- Previous Owner(s)
Oriental Art Gallery
Paintings of this type were often made in sets, showing beautiful women in the four seasons of the year. In this painting, two women, one holding a tobacco pipe, pause near an autumn maple. Many Japanese painters and designers of woodblack prints of the Edo period (1615-1868) specialized in the popular subject of beautiful women. Most of the women portrayed in the woodblock prints and paintings called ukiyo-e (pictures of the floating world) were courtesans, usually from the Yoshiwara, the officially sanctioned pleasure district in the city of Edo.
Born to a family of governmental officials, Eishi specialized in paintings and prints of women, having studied painting with a master of the professional Kano school. His training is apparent in the precision and fine detail with which he renders textile patterns and facial features.
- Published References
- Klaus Joachim Brandt. Hosoda Eishi (1756-1829): Der japanische Maler und Holzschnittmeister und seine Schuler. Stuttgart. cat. 465.
- Elisabeth West FitzHugh. A Pigment Census of Ukiyo-e Paintings in the Freer Gallery of Art. vol. 11 Washington and Ann Arbor, 1979. pp. 27-38.
- Collection Area(s)
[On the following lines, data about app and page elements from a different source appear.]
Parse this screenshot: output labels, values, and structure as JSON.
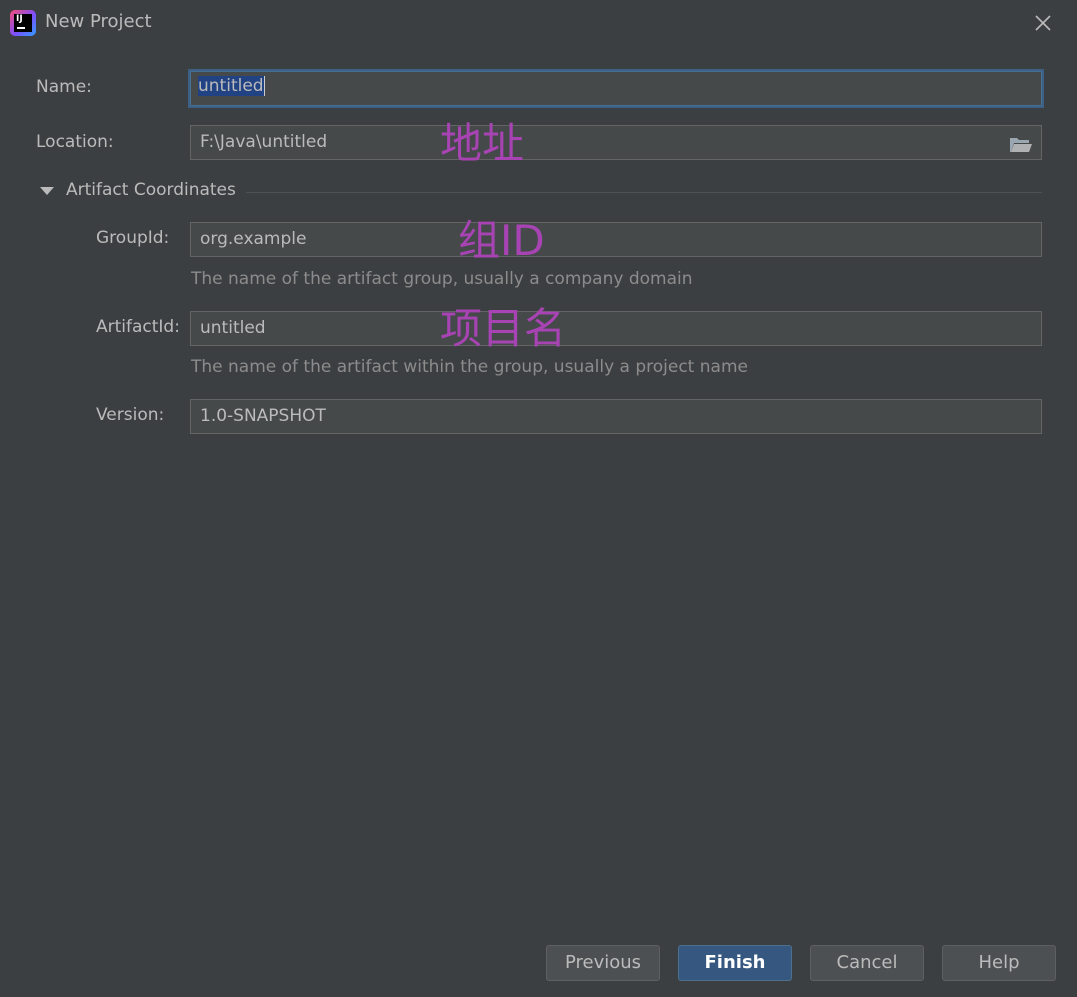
{
  "window": {
    "title": "New Project",
    "app_icon_text": "IJ"
  },
  "form": {
    "name": {
      "label": "Name:",
      "value": "untitled"
    },
    "location": {
      "label": "Location:",
      "value": "F:\\Java\\untitled"
    },
    "artifact_section": {
      "label": "Artifact Coordinates"
    },
    "group_id": {
      "label": "GroupId:",
      "value": "org.example",
      "hint": "The name of the artifact group, usually a company domain"
    },
    "artifact_id": {
      "label": "ArtifactId:",
      "value": "untitled",
      "hint": "The name of the artifact within the group, usually a project name"
    },
    "version": {
      "label": "Version:",
      "value": "1.0-SNAPSHOT"
    }
  },
  "annotations": {
    "location_note": "地址",
    "group_note": "组ID",
    "artifact_note": "项目名"
  },
  "buttons": {
    "previous": "Previous",
    "finish": "Finish",
    "cancel": "Cancel",
    "help": "Help"
  },
  "colors": {
    "background": "#3c3f41",
    "field_background": "#45494a",
    "primary_button": "#365880",
    "annotation": "#a843b4",
    "selection": "#214283"
  }
}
- Japanese Art
- Web Resources
- Google Cultural Institute
- Rights Statement
Copyright with museum